SOURCE MATERIAL section start

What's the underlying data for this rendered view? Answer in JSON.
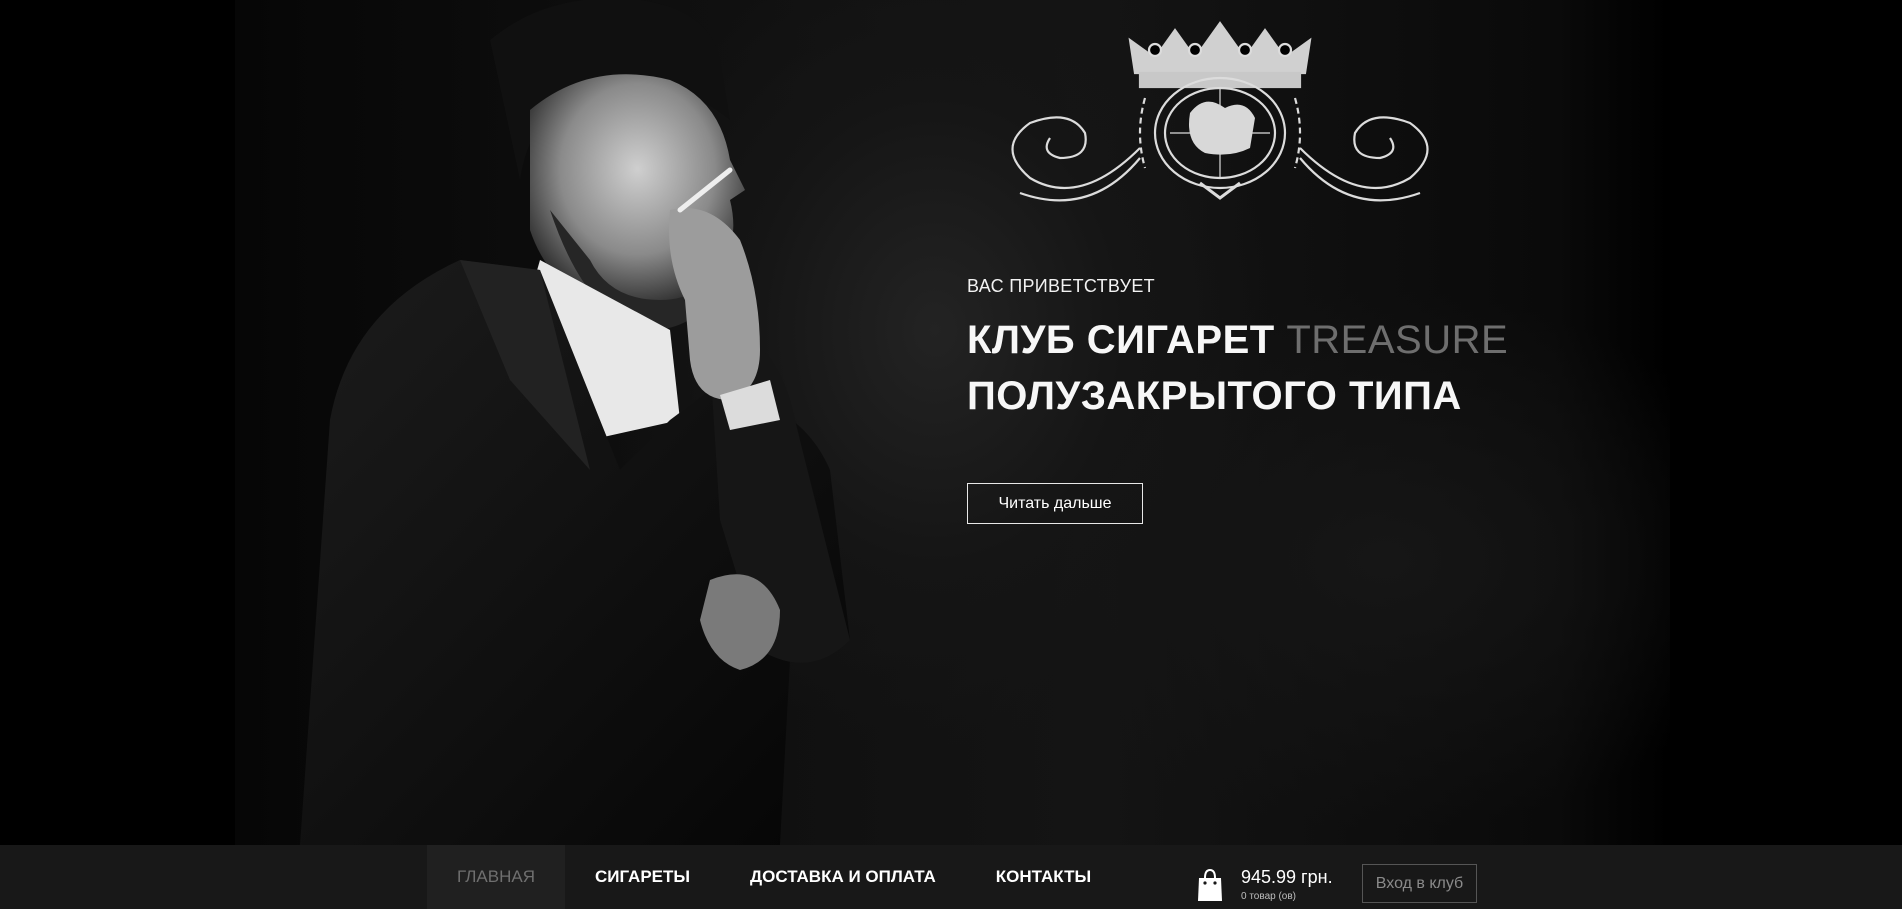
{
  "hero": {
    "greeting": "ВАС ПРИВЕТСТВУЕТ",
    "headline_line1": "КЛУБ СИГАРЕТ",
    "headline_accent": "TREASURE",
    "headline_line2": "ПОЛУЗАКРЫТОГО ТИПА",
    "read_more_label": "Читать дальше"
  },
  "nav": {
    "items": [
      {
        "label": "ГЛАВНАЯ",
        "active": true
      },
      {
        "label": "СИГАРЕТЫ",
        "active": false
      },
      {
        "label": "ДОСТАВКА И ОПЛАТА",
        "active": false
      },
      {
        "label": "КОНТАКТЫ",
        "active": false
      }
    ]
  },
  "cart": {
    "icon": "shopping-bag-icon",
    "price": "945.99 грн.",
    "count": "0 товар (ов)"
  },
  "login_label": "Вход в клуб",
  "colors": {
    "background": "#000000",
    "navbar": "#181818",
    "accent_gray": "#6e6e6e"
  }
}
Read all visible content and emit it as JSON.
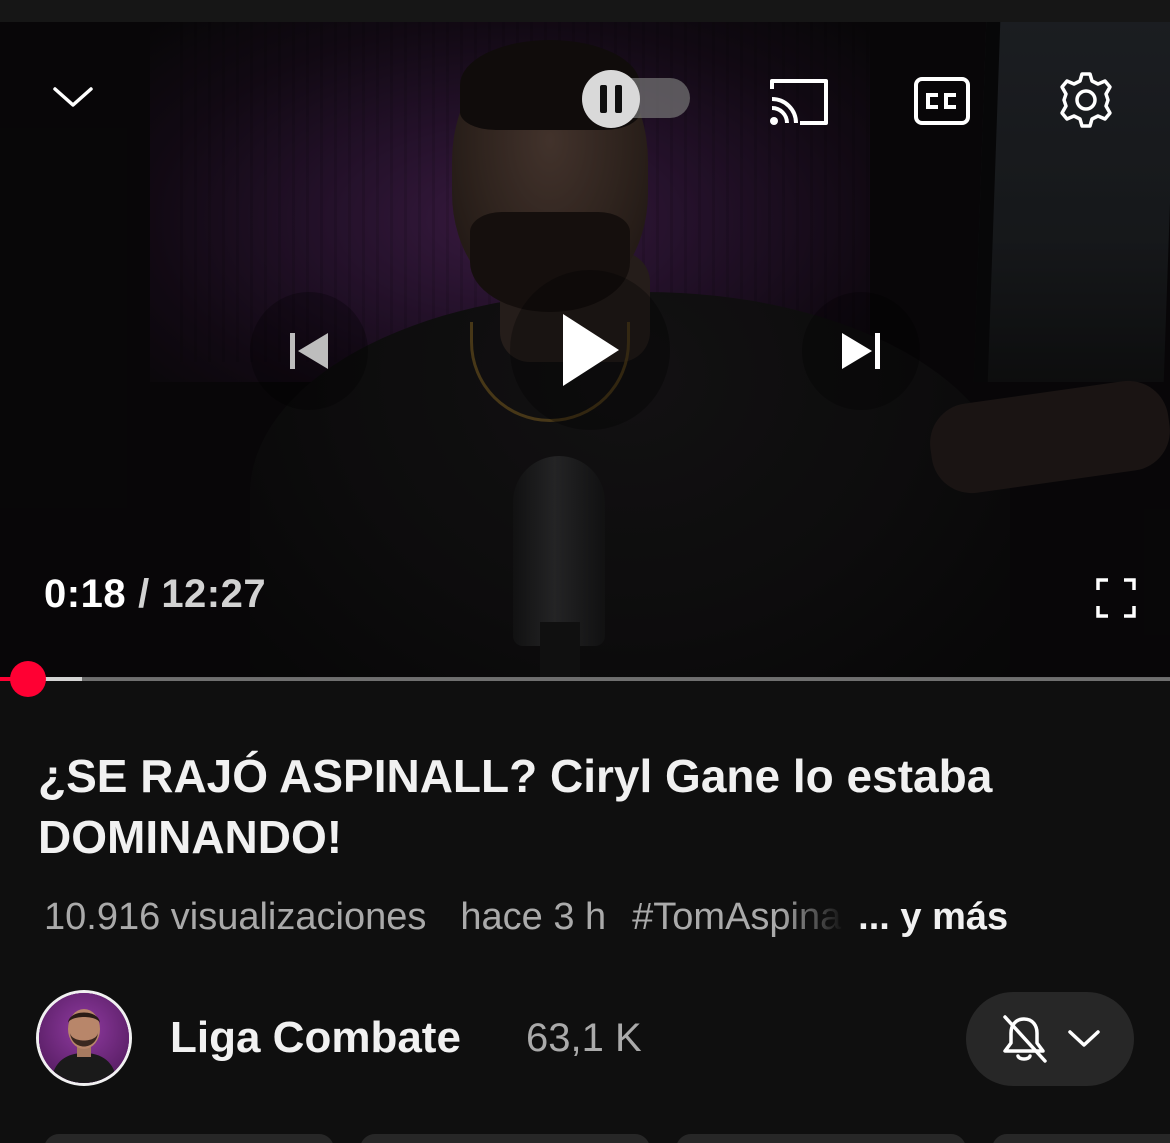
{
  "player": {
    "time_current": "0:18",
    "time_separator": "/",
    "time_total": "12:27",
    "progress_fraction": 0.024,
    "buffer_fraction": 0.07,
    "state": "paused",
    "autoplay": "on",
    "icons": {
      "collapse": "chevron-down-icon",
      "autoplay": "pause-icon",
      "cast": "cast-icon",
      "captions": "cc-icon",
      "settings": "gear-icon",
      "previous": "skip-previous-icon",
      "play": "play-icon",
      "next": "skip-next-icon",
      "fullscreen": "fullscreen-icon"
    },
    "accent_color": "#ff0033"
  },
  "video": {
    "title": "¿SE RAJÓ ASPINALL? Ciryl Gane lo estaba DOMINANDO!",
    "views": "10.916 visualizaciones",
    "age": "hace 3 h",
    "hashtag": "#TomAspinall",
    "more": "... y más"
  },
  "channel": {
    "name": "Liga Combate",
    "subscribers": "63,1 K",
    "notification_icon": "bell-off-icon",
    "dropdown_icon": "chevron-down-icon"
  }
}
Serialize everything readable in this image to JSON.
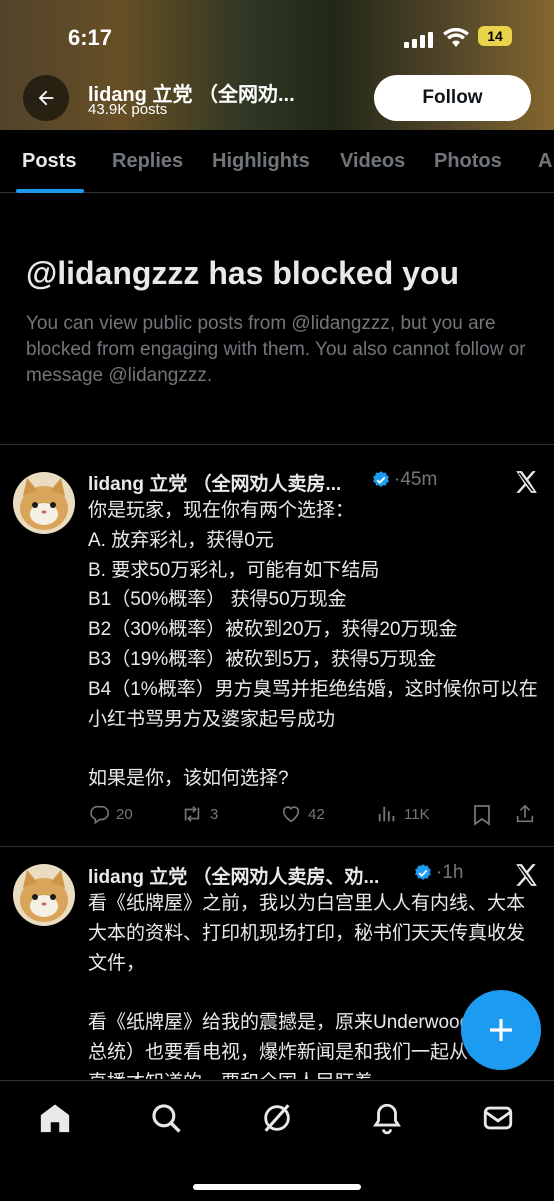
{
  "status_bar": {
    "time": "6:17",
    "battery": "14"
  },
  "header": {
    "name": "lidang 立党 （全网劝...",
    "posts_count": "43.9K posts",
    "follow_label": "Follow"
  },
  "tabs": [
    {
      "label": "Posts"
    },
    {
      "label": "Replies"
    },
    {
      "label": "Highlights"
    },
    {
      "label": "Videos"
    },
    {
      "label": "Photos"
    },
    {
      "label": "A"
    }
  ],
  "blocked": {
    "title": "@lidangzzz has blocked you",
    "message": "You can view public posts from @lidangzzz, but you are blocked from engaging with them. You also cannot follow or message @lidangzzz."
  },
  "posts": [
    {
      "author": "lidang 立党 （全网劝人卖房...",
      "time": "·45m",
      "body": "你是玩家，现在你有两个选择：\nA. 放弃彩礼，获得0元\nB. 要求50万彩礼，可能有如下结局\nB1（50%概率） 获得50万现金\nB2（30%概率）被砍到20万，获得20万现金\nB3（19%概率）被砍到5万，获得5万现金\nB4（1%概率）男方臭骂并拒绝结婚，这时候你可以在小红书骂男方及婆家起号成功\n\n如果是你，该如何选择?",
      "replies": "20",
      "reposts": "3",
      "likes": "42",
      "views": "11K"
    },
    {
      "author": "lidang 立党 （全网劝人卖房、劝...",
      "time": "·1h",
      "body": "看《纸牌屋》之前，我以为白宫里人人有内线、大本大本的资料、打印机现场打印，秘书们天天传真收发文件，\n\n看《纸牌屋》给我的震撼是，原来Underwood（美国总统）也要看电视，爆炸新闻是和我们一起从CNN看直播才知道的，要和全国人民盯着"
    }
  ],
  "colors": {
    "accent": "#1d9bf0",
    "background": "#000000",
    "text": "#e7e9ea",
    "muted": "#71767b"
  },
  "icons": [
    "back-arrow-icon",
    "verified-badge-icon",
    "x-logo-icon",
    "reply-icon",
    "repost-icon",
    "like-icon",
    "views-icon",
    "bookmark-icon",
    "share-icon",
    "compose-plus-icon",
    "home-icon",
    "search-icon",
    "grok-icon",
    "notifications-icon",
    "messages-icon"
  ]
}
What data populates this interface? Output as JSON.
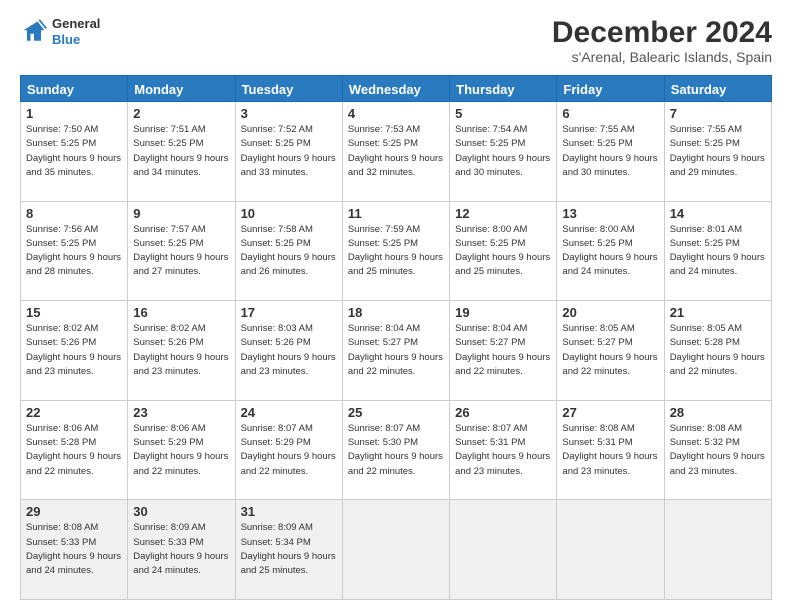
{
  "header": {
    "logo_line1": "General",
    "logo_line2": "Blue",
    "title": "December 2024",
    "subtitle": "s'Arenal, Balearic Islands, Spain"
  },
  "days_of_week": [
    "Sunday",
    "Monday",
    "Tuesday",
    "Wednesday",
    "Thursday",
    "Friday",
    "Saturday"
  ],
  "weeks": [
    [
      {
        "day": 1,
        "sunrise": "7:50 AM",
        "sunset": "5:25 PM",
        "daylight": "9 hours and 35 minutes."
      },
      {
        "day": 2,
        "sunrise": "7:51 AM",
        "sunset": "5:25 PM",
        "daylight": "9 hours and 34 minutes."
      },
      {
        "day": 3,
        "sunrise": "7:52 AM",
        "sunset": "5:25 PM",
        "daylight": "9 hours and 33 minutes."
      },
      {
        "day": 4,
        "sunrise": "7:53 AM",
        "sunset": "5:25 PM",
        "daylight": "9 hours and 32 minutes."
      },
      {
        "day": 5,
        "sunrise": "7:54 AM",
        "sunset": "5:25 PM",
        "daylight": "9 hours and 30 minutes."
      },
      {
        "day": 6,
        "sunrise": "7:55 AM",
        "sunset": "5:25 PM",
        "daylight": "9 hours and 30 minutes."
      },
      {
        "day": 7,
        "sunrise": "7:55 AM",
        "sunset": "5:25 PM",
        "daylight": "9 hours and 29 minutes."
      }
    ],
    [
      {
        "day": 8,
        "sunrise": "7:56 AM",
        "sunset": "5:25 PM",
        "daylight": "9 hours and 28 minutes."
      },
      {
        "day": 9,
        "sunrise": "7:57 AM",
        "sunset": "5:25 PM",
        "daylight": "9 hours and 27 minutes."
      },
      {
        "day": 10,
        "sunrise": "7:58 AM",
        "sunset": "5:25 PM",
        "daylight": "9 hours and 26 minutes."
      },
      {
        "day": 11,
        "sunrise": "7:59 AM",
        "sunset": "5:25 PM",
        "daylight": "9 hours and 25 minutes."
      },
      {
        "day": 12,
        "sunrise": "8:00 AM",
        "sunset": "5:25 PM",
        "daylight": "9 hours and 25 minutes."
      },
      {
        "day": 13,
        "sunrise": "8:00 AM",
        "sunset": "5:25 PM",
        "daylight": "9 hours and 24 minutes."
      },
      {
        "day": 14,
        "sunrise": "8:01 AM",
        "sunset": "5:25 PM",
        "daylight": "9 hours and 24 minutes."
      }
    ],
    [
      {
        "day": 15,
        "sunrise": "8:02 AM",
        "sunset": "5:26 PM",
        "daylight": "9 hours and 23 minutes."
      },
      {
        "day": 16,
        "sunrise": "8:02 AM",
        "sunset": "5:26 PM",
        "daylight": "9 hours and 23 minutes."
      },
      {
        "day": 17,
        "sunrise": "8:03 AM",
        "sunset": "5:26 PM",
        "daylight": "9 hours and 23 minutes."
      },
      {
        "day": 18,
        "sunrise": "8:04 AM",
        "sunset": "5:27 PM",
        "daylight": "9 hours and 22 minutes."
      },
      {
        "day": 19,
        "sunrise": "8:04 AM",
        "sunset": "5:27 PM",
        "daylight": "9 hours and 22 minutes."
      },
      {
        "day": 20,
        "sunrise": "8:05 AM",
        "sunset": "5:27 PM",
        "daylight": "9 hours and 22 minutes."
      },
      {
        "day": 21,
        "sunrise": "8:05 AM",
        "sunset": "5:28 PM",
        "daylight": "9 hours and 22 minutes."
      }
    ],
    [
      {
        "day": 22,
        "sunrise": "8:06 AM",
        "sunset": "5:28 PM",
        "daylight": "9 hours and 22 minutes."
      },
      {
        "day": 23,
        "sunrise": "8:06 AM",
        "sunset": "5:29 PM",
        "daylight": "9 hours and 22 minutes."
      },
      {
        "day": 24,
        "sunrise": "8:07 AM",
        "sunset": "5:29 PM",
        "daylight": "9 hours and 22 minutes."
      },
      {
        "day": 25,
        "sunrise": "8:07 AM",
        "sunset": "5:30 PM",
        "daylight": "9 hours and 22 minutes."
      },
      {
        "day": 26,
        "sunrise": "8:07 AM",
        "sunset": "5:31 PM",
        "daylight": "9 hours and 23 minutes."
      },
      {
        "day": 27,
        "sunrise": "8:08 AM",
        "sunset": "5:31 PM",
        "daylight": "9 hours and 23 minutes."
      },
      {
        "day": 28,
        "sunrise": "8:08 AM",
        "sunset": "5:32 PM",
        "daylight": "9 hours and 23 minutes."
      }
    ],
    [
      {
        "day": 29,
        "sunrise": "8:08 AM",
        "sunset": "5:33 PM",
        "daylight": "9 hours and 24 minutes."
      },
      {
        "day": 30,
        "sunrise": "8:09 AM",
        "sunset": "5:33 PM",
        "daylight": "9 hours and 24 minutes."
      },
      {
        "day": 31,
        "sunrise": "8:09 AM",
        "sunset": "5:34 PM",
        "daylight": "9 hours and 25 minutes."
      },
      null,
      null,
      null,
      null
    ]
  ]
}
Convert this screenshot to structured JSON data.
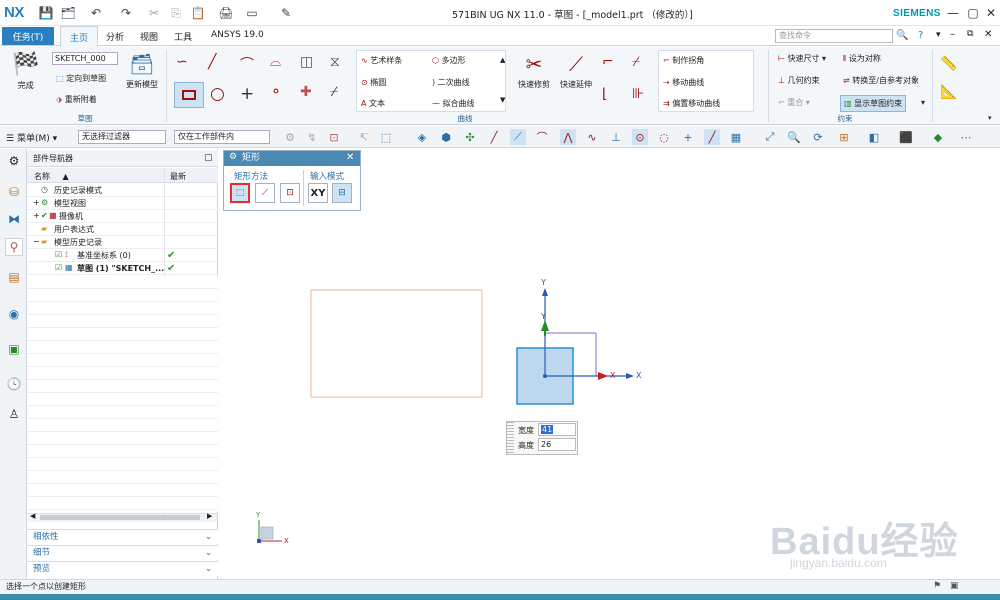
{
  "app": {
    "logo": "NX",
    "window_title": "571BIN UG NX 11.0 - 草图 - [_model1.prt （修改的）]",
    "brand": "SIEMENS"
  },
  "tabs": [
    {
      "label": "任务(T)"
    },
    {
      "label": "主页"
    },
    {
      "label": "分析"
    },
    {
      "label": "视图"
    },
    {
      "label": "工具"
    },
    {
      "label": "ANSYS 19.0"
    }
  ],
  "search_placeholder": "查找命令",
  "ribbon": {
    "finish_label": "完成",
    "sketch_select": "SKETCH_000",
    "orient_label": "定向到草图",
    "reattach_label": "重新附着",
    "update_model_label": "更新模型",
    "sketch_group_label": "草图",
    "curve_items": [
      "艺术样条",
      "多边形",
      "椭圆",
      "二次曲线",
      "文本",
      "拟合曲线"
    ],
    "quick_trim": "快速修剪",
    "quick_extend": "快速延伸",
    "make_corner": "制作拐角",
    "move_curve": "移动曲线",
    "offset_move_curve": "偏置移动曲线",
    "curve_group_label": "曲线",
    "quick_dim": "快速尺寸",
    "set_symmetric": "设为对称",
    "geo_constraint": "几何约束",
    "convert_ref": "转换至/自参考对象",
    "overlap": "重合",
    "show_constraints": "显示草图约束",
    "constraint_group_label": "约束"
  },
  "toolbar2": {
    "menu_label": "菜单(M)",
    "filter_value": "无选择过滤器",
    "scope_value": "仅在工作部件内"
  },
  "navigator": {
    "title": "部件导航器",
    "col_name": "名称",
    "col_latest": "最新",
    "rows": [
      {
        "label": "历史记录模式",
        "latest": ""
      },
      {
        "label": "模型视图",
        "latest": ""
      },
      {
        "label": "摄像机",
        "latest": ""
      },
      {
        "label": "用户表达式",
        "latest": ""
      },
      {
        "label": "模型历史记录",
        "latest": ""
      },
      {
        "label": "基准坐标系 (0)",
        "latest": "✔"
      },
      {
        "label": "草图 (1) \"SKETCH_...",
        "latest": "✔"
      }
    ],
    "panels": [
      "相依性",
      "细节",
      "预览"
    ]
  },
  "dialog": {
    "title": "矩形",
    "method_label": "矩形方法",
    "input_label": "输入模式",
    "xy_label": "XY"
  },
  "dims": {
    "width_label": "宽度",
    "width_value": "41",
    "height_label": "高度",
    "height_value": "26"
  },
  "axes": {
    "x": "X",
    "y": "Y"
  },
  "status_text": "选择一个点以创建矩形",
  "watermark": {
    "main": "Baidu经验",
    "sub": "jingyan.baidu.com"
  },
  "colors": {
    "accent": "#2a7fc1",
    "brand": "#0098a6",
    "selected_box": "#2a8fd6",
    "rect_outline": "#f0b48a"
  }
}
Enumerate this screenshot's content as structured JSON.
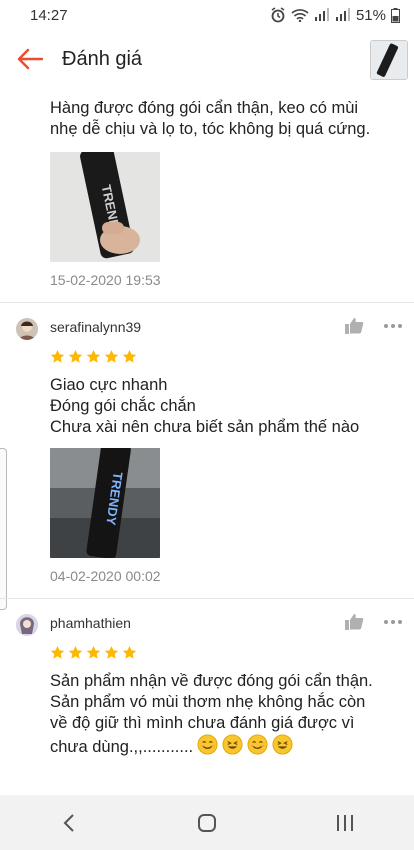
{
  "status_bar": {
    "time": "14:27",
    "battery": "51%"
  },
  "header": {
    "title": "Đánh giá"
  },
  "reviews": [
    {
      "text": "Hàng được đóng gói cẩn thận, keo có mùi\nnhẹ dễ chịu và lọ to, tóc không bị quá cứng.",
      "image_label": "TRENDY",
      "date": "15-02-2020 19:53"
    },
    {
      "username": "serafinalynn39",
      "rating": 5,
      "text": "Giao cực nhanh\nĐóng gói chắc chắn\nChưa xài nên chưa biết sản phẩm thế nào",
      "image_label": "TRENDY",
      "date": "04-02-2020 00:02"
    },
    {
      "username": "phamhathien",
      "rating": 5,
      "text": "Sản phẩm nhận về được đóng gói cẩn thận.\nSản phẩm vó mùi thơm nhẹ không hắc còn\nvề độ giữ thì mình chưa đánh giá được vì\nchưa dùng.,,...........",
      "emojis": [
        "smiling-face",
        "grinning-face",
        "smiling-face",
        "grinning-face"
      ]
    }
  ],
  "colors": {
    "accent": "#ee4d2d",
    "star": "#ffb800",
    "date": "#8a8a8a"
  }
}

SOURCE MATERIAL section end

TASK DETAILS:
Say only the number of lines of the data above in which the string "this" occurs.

TASK SOLUTION:
5